With a population of less than 3 million people, the Jamaican Constabulary Force averages about 140 killing per year, making it one of the deadliest police forces in the world per capita. Even though Jamaica proudly flaunts its motto “Out of many, one people”, since the island gained its independence in 1962, a white person has never been killed by the police.
Since Jamaica broke away from English rule its white population has dwindled drastically over the years and is now only .4% of the total population. With such a low number of whites, it is understandable that not one has been killed by the police recently. However when you consider that in the its almost 58 years history, a police force that is so quick to kill has never killed a white person, one has to wonder if white lives matter more in Jamaica like it does in the United States.
The murder of George Floyd by police in the United States has sparked protests all over the world as the Black Lives Matter movement gains steam. Rightfully, there were protests even in Jamaica although the volume of protesters were smaller than other places. Many Jamaicans believe that with the island being 92 percent Black, it does not have a racism problem but rather issues with classism and colorism.
Two days after George Floyd was murdered, Susan Bogle, a woman with a learning disability, was allegedly shot in her home during a police-military operation in August Town, a neighborhood of Kingston. Protesters carried placards with her name, as well as those of other victims of police brutality. All the placards had photos of Black victims only, even though the land of Marcus Garvey will boast that it is “Out of many, one people.”
Protesters stressed that these victims of police brutality had one thing in common: they were poor, and because of Jamaica’s complex class and color relations, mostly dark-skinned. The stats do back up the protestors claim. Jamaica’s population is 92 percent Black but more than 99 percent of those killed by the police were Black men.
Several days after Bogle’s killing, Jamaica’s prime minister, Andrew Holness visited her family and said the incident would be fully investigated.

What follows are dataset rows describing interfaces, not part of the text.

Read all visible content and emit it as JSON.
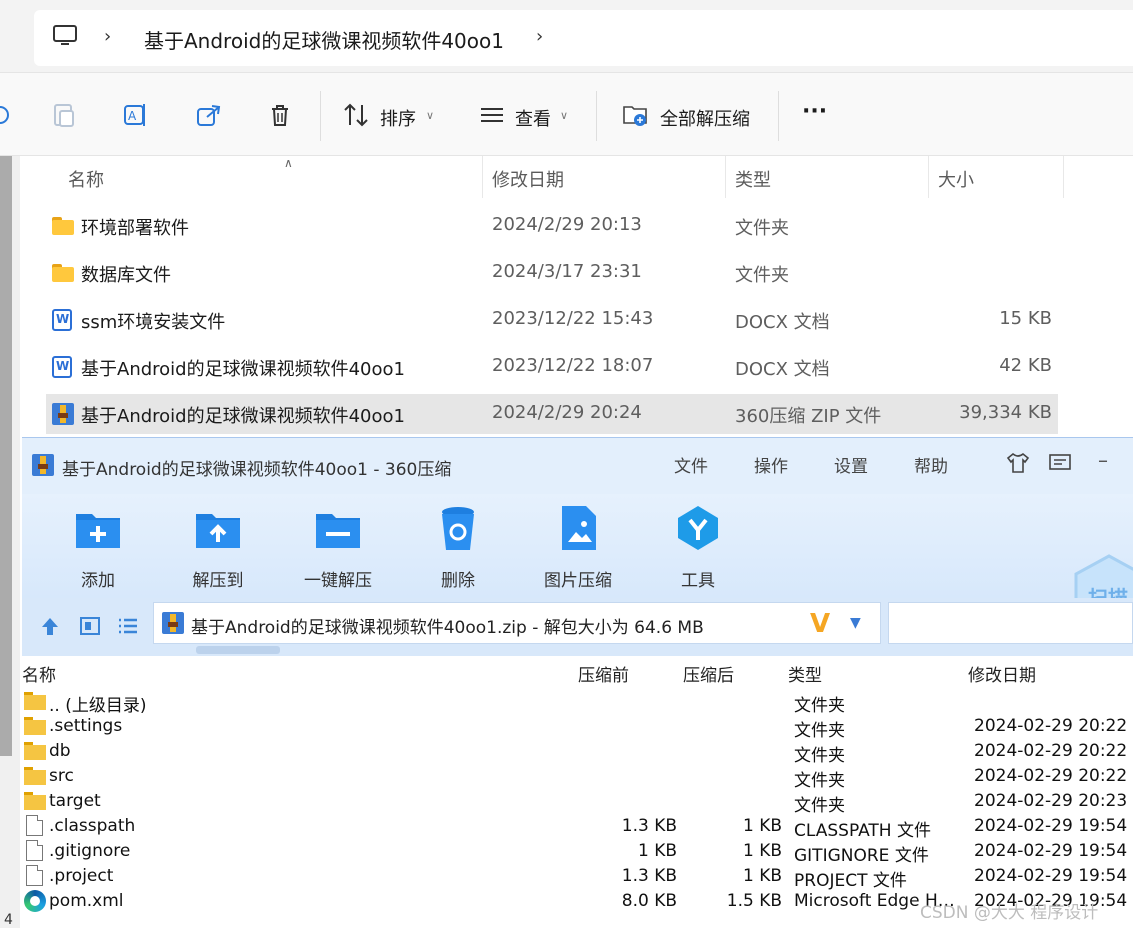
{
  "explorer": {
    "address_path": "基于Android的足球微课视频软件40oo1",
    "toolbar": {
      "sort_label": "排序",
      "view_label": "查看",
      "extract_all_label": "全部解压缩",
      "more_label": "···"
    },
    "columns": {
      "name": "名称",
      "modified": "修改日期",
      "type": "类型",
      "size": "大小"
    },
    "files": [
      {
        "name": "环境部署软件",
        "date": "2024/2/29 20:13",
        "type": "文件夹",
        "size": "",
        "icon": "folder-icon"
      },
      {
        "name": "数据库文件",
        "date": "2024/3/17 23:31",
        "type": "文件夹",
        "size": "",
        "icon": "folder-icon"
      },
      {
        "name": "ssm环境安装文件",
        "date": "2023/12/22 15:43",
        "type": "DOCX 文档",
        "size": "15 KB",
        "icon": "word-doc-icon"
      },
      {
        "name": "基于Android的足球微课视频软件40oo1",
        "date": "2023/12/22 18:07",
        "type": "DOCX 文档",
        "size": "42 KB",
        "icon": "word-doc-icon"
      },
      {
        "name": "基于Android的足球微课视频软件40oo1",
        "date": "2024/2/29 20:24",
        "type": "360压缩 ZIP 文件",
        "size": "39,334 KB",
        "icon": "zip-archive-icon",
        "selected": true
      }
    ]
  },
  "zip": {
    "title": "基于Android的足球微课视频软件40oo1 - 360压缩",
    "menu": [
      "文件",
      "操作",
      "设置",
      "帮助"
    ],
    "toolbar": [
      "添加",
      "解压到",
      "一键解压",
      "删除",
      "图片压缩",
      "工具"
    ],
    "scan_label": "扫描",
    "path": "基于Android的足球微课视频软件40oo1.zip - 解包大小为 64.6 MB",
    "columns": {
      "name": "名称",
      "before": "压缩前",
      "after": "压缩后",
      "type": "类型",
      "modified": "修改日期"
    },
    "files": [
      {
        "name": ".. (上级目录)",
        "before": "",
        "after": "",
        "type": "文件夹",
        "date": "",
        "icon": "folder-icon"
      },
      {
        "name": ".settings",
        "before": "",
        "after": "",
        "type": "文件夹",
        "date": "2024-02-29 20:22",
        "icon": "folder-icon"
      },
      {
        "name": "db",
        "before": "",
        "after": "",
        "type": "文件夹",
        "date": "2024-02-29 20:22",
        "icon": "folder-icon"
      },
      {
        "name": "src",
        "before": "",
        "after": "",
        "type": "文件夹",
        "date": "2024-02-29 20:22",
        "icon": "folder-icon"
      },
      {
        "name": "target",
        "before": "",
        "after": "",
        "type": "文件夹",
        "date": "2024-02-29 20:23",
        "icon": "folder-icon"
      },
      {
        "name": ".classpath",
        "before": "1.3 KB",
        "after": "1 KB",
        "type": "CLASSPATH 文件",
        "date": "2024-02-29 19:54",
        "icon": "file-icon"
      },
      {
        "name": ".gitignore",
        "before": "1 KB",
        "after": "1 KB",
        "type": "GITIGNORE 文件",
        "date": "2024-02-29 19:54",
        "icon": "file-icon"
      },
      {
        "name": ".project",
        "before": "1.3 KB",
        "after": "1 KB",
        "type": "PROJECT 文件",
        "date": "2024-02-29 19:54",
        "icon": "file-icon"
      },
      {
        "name": "pom.xml",
        "before": "8.0 KB",
        "after": "1.5 KB",
        "type": "Microsoft Edge HT...",
        "date": "2024-02-29 19:54",
        "icon": "edge-icon"
      }
    ]
  },
  "watermark": "CSDN @大大 程序设计",
  "corner_text": "4"
}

But he faced an online backlash from those who said the visit was an insensitive PR stunt rather than an attempt to meaningfully address the high rate of police homicides, gang violence or the general plight of Black Jamaicans.
While public debates both in newspapers and on social media largely focused on the extrajudicial killings, questions were also raised, especially by young Jamaicans about the role of colorism in Jamaican society.
The prevalence of skin bleaching is only one expression of colorism in Jamaica. Such prejudice has its origins in slavery, when slave children fathered by white planters or overseers, often as a result of sexual violence, were given special privileges. These included exemption from working in the fields on account of their closeness to white men and, by definition, whiteness.
The truth is, in Jamaica, like many other places, the darker you are, the more likely you are to be a victim of police killings. Of course there are many contributing factors to this fact, however, when you consider that in 58 years of independence your police force which has one of the highest rate of killing around the world has never killed a single white person, a discussion must be had.